The Importance of Jumping: How physical activity promotes growth and development in even the youngest children
Children together on the playground crawling, climbing, running and jumping is more than just kids being kids. Did you know that jumping by age 3 is a key indicator that a child will be more likely to read by third grade?
Although jumping may seem like a simple task, there can be many hurdles in a young child’s life that delay it. Distractions such as technology can certainly be factors, but urbanized living and other social factors are also primary contributors. Our early childhood education team determined that children in our programs that did not have enough space in and around their homes, access to safe outdoor play areas, or outdoor play time in general were exhibiting lower gross motor skills than expected because they lacked access to jumping at home.
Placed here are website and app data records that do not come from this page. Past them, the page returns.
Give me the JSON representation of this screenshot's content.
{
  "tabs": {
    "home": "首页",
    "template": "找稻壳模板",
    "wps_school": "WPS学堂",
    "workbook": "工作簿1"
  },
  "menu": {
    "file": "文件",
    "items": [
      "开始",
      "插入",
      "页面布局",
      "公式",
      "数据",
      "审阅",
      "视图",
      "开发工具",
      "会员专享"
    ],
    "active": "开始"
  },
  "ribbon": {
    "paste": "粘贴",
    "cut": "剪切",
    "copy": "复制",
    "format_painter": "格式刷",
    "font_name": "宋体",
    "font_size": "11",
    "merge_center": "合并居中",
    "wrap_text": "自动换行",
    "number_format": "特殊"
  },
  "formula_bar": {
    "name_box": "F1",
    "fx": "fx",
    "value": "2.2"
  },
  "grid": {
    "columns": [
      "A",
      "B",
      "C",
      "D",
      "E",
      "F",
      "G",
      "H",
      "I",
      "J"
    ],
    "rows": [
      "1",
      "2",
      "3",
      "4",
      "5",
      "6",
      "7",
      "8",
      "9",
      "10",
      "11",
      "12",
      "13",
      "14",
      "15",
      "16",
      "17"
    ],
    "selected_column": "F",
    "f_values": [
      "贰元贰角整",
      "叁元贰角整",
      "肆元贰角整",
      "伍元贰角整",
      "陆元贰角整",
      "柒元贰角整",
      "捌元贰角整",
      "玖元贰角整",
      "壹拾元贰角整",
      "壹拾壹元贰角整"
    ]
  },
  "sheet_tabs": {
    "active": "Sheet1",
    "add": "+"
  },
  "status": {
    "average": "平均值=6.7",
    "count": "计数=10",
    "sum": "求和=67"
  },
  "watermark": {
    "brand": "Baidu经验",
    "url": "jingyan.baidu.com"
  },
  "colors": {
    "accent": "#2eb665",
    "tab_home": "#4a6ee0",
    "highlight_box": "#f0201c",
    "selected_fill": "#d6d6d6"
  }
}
“Gross motor skills are usually taken for granted until we meet a child who is struggling to crawl or walk. We oftentimes forget that these skills need space, time and opportunity to practice and perfect,” observes Shereen Ali, NVFS director of early childhood education. “Once the child can walk, subtle skills such as jumping, hopping, balancing and skipping go unnoticed or become less important — more so if families are facing economic and other hardships.”
Jumping is a great bone-strengthening exercise as well, according to the U.S. Dept. of Agriculture. It’s especially important for children and adolescents to help promote bone growth and strength for longer-term health benefits. Physical activity also improves behavior in the classroom, and reading and math scores, and decreases risk for depression and anxiety, according to the American Council on Exercise.
To ensure that every child reaches the critical milestone of jumping by age 3, our Early Head Start, Head Start and Healthy Families teams partnered with more than 1,700 families last year in creating nurturing home environments that foster child development and ensure every child has the opportunity to learn and grow toward future success.
“In our Head Start classrooms, for example, in addition to crawling and walking, we pay attention to children climbing stairs, bear climbing, walking on a beam, stepping over a puddle, breaking into a dance and, of course, jumping!” Ali adds.
Each year, NVFS’ early childhood development programs:
- Educate families on proper health and nutrition;
- Assist with housing needs to ensure children have a safe home in which to grow and jump;
- Provide parents with the tools needed to provide a healthy, nurturing home environment; and
- Engage volunteers and community partners in providing healthy, fun activities for children.
There are numerous ways for community members to get involved with our early childhood development programs. Here are a few ways to consider bringing your talents and interests to the classroom to get kids moving and shaking in- and outside the classroom, as well as in our homeless shelters:
- Classroom Volunteer – Early Head Start (Arlington, VA)
- Classroom Volunteer – Head Start (Arlington, VA)
- Children’s Activities Specialist (Manassas, VA)
Help us continue to provide children with the building blocks to be engaged, contributing members of our community by allowing children to be children and providing the support they need to build a brighter future.